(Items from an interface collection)
________________________

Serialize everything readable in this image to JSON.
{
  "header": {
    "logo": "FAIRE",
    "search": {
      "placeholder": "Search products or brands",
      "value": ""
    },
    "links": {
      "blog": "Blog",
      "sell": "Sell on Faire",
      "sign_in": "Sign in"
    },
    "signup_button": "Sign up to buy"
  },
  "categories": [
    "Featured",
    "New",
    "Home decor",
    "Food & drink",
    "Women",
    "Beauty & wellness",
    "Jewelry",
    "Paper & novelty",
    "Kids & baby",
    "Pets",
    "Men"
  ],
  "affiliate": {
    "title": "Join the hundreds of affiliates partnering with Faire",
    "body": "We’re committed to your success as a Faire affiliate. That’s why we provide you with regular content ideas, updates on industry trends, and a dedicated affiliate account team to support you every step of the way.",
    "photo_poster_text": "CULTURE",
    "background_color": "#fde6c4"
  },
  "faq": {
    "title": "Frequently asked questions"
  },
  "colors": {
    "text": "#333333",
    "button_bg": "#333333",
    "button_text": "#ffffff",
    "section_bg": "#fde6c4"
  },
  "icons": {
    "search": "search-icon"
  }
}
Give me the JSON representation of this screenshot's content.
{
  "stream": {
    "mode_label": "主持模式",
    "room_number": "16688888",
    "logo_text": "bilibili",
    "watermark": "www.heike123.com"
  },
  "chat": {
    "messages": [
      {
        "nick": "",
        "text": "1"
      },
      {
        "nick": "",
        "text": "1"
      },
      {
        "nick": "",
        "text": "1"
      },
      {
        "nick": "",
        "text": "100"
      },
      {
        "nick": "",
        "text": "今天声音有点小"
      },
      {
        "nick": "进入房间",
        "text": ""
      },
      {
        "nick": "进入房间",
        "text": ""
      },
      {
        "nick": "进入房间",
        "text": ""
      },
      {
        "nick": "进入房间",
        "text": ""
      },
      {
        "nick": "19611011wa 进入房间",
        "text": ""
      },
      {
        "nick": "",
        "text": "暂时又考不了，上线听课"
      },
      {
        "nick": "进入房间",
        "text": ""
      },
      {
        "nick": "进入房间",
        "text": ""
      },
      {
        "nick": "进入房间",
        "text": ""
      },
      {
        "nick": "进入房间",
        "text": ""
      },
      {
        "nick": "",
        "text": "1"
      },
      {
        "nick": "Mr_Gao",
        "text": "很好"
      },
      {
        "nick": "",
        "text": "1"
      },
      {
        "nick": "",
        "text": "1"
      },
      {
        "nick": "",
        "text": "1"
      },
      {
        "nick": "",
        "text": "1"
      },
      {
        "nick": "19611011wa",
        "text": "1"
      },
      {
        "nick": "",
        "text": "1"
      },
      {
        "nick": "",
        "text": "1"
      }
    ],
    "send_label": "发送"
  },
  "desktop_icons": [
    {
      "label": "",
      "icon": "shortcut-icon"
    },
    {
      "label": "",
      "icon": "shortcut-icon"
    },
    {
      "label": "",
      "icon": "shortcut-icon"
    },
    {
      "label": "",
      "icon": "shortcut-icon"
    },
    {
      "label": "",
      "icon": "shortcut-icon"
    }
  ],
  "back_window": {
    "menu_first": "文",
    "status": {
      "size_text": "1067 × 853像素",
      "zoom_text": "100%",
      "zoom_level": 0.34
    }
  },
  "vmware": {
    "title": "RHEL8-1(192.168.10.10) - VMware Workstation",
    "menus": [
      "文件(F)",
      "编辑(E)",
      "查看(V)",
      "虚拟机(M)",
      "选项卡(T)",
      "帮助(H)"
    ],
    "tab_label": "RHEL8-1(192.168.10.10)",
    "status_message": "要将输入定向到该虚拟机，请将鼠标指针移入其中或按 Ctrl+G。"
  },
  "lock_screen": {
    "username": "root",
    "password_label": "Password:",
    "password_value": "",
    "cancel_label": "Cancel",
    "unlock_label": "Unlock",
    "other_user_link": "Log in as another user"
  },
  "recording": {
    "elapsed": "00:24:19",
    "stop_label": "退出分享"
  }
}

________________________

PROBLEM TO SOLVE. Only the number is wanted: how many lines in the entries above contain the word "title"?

SOLUTION FOR THIS EXERCISE. 3